Memo to self, don't link when tired

Sunday, February 10, 2013

Birding at Morro Bay

Morro Bay on the Central California Coast is a popular place to vacation for humans, birds and humans looking for birds.  With a nice State Park Campground with hook-ups it was perfect for us.

 The area has a variety of habitats which means there is a variety of bird life.
American Wigeon
In the grasslands of the estuary we saw Brants, American Wigeons and Great Blue Herons.
female Bufflehead
In the bay were Buffleheads, Loons, Greater Scaup, Ruddy Ducks, Pelicans, and a variety of grebes.
I find it hard to ID the grebes in there winter plumage, my guess would be an Eared Grebe.  I also saw pied-billed grebes.
Ruddy Duck
I love the way their little tails stick up.

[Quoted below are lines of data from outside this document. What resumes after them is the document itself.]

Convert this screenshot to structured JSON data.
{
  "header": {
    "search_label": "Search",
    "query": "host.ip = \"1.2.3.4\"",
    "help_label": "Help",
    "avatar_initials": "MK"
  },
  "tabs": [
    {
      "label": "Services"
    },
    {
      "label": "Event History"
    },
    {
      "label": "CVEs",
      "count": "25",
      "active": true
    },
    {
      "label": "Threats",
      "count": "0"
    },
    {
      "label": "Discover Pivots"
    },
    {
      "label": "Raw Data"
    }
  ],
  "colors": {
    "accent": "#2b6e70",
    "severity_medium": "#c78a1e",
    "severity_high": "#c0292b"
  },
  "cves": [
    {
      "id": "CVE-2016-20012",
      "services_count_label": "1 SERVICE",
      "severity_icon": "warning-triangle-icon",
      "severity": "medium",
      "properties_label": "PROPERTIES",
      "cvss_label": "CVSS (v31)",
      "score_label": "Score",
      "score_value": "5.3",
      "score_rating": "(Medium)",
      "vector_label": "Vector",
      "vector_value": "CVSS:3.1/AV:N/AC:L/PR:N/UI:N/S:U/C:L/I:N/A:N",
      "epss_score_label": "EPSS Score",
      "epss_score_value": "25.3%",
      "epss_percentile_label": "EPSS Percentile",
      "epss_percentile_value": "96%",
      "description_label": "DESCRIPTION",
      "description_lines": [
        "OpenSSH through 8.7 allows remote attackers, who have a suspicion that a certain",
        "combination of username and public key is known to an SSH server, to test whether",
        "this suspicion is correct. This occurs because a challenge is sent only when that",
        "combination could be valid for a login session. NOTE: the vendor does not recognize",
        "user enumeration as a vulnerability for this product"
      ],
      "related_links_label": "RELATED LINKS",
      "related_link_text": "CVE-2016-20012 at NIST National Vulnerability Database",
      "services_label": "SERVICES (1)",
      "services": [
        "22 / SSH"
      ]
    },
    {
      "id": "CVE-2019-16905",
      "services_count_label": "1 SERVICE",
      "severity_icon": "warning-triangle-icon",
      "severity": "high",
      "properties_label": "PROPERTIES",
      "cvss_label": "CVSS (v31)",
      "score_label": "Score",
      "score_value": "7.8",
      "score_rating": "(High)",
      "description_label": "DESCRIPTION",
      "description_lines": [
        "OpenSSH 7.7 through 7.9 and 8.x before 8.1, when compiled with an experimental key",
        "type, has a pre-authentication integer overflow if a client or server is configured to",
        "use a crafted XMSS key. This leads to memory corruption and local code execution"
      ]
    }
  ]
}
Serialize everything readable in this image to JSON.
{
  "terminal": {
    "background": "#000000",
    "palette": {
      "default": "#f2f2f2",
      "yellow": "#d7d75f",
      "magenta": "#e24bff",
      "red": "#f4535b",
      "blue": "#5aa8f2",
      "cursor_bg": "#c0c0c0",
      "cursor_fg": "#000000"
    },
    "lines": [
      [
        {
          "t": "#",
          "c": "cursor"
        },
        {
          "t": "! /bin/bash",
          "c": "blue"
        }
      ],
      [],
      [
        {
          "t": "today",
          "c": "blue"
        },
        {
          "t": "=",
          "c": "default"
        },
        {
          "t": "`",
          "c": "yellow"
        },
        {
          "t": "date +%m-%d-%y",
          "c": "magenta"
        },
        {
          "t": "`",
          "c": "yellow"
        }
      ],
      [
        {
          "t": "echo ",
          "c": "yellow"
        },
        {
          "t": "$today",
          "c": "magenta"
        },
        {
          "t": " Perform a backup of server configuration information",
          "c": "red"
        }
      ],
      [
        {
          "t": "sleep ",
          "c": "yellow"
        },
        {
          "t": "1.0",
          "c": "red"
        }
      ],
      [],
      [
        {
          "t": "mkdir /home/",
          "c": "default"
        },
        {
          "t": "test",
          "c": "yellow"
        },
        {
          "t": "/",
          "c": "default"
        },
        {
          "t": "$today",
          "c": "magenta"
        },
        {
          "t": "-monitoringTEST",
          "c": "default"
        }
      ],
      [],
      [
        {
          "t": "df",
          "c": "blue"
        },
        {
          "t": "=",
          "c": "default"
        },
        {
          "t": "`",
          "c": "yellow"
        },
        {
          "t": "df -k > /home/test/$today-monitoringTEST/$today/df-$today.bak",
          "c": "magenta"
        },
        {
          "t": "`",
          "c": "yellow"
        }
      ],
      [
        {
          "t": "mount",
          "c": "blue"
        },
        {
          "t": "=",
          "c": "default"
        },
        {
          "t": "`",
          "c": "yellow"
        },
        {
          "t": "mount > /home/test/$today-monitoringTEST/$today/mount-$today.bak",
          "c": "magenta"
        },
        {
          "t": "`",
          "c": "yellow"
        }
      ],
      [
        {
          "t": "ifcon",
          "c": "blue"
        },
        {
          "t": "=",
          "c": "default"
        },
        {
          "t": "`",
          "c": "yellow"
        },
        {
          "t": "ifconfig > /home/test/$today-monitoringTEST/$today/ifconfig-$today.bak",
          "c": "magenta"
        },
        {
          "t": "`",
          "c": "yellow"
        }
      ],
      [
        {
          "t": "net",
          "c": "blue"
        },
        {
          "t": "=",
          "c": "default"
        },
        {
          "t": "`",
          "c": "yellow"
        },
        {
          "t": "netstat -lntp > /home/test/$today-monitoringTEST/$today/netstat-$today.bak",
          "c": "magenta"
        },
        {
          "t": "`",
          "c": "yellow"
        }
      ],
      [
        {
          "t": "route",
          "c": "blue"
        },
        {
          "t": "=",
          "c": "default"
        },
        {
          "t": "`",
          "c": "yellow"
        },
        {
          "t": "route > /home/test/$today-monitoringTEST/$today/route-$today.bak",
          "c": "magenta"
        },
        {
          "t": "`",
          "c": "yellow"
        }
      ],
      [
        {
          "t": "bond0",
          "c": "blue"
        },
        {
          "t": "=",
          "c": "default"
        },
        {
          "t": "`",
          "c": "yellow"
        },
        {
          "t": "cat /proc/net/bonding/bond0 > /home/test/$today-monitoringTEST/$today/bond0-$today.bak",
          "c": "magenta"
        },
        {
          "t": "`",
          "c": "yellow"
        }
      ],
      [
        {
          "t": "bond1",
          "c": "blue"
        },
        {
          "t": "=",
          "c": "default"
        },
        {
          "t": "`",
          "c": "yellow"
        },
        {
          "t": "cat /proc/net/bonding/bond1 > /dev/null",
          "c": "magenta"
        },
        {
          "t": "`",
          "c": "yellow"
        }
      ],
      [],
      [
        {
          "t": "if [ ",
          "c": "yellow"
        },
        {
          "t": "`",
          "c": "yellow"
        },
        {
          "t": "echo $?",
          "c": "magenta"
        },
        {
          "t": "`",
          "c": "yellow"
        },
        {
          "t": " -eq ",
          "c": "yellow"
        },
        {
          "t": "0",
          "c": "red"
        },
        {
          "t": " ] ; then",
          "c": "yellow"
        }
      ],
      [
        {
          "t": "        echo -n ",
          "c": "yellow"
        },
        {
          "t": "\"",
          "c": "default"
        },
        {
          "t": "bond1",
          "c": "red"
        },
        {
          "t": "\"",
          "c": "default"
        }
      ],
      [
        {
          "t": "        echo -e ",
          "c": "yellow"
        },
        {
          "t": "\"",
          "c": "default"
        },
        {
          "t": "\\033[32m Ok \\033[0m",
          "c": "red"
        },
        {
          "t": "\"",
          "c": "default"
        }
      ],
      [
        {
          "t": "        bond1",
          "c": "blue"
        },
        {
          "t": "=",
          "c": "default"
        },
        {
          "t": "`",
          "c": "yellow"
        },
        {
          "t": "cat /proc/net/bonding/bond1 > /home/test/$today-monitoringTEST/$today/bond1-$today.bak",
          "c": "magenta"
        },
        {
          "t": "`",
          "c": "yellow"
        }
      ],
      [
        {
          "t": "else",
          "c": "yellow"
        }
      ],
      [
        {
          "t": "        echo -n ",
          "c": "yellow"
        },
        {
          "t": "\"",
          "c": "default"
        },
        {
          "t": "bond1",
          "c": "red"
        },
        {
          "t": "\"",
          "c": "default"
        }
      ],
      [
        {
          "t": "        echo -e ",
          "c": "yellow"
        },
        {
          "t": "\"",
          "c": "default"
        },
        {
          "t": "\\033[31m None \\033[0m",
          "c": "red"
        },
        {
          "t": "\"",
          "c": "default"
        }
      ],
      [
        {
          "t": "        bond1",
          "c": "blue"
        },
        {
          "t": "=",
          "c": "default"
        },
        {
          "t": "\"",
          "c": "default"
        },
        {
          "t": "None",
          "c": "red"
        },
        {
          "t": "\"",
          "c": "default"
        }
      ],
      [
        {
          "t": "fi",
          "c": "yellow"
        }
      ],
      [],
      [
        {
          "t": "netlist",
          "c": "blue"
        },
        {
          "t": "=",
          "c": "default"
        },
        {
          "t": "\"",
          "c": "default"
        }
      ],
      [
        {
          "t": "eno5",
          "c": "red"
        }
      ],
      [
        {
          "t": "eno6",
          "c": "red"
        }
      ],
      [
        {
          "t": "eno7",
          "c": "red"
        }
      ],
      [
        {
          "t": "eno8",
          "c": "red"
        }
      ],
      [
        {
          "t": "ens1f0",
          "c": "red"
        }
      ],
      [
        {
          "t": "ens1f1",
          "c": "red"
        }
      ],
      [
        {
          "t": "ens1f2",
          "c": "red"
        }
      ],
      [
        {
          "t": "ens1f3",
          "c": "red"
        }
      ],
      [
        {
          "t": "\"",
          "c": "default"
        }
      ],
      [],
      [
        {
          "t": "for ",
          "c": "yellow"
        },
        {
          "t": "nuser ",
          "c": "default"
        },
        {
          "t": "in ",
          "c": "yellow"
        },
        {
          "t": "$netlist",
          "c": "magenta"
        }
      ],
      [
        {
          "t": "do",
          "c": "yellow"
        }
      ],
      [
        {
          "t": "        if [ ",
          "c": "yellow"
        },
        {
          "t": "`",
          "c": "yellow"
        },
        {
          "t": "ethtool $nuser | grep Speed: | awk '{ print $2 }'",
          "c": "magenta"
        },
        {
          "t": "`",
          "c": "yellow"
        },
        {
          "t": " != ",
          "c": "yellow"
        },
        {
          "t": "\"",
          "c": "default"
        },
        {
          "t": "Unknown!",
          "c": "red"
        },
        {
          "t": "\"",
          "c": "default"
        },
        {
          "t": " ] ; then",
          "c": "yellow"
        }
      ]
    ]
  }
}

American White Pelican
Greater Scaup
I'm sure there were many species out in the bay that escaped my view.
Brown Pelican
Other birds were spotted above the water like this Brown Pelican.
A squadron of Cormorants skimmed the water.
female Belted Kingfisher
Hubby spotted this Kingfisher watching for a meal from the mast of a sailboat.  Thanks Jules, my best kingfisher image yet.
Long Billed Curlew
Shorebirds hunted in the mudflats at low tide.  In addition to the Curlew I saw Egrets, Marbled Godwits and Willets.
Assorted Peeps
I was told that there were some redknots among the other peeps out at the water's edge.  They were too far to get a good shot.
Black Phoebe
Of course, there were passerines as well.  I heard but did not see a Great Horned Owl.
We saw a lot in our three days but there is a lot more to see, we need to go back.

See more of what our wonderful world has to offer at Our World, Tuesday, hosted by Arija, Gattina, Lady Fi, Sandy and Sylvia.
To see more birds from around the world, go to Wild Bird Wednesday, hosted by Stewart

Friday, February 8, 2013

Reflection at Morro Bay

No time to frame this shot as the killdeer took off at my approach.  I like the color reflected in the water and the quality of the light at the end of the day.  I just wish I had been able to frame it better.

Find more reflected images at Weekend Reflections, hosted by James.

Thursday, February 7, 2013

Gibbous Moon at Morro Bay

We've been traveling again so now I have a bit of new material to share over the next week or two.
I caught this moon shot while out birding at Morro Bay on California's Central Coast.

You can find more views of the sky at SkyWatch Friday, hosted by Sandy and Sylvia.